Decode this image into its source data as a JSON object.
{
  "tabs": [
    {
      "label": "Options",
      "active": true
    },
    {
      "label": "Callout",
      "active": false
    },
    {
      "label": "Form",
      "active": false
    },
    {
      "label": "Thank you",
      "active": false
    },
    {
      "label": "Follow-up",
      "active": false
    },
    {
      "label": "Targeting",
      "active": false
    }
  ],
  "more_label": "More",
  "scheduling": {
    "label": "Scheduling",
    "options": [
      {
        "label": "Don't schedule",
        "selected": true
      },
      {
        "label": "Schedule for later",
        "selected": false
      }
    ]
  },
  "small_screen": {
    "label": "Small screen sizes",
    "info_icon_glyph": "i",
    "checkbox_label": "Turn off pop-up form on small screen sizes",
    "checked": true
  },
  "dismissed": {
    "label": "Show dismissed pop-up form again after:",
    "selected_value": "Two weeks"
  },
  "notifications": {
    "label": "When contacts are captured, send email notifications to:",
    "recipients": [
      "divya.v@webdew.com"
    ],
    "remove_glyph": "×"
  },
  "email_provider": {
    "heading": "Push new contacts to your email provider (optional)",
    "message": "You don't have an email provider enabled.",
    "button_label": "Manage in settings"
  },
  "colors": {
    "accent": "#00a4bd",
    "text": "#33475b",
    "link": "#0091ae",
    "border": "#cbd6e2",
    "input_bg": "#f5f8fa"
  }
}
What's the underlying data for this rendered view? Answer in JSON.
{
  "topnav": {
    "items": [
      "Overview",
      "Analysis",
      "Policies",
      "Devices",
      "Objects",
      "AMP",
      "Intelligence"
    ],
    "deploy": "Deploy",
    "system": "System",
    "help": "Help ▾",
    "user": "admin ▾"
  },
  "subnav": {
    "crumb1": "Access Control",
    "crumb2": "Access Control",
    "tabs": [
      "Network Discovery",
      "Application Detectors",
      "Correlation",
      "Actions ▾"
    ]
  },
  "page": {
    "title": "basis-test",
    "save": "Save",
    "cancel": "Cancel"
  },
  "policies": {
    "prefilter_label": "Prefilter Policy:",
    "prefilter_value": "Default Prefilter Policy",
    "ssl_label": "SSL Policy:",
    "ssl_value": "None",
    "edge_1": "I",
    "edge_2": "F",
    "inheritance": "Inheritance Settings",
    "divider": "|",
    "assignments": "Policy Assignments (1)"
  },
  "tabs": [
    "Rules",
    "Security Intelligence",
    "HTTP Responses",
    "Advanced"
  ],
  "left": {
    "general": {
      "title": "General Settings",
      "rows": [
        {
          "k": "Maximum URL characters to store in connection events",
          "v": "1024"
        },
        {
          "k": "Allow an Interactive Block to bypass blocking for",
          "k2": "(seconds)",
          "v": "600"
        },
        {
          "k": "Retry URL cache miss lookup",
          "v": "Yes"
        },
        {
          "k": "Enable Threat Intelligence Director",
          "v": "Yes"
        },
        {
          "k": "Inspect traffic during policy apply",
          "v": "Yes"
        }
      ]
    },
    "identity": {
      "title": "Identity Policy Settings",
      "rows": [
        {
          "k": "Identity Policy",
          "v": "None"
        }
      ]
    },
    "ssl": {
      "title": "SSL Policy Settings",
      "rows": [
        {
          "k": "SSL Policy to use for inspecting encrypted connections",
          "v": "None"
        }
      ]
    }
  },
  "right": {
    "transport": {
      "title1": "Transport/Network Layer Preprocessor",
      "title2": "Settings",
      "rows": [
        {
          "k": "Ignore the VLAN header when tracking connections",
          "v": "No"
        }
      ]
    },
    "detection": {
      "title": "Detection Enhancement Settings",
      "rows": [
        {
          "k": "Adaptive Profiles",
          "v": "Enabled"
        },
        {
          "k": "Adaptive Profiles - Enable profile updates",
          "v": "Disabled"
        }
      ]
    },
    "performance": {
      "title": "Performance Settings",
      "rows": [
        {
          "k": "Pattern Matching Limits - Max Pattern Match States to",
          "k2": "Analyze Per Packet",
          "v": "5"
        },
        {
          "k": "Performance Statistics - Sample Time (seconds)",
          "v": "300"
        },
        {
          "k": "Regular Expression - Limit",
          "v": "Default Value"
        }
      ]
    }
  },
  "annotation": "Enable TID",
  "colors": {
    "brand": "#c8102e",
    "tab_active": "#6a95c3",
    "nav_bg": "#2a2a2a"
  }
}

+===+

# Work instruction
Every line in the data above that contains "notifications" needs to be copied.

# Solution to the problem
  "notifications": {
    "label": "When contacts are captured, send email notifications to:",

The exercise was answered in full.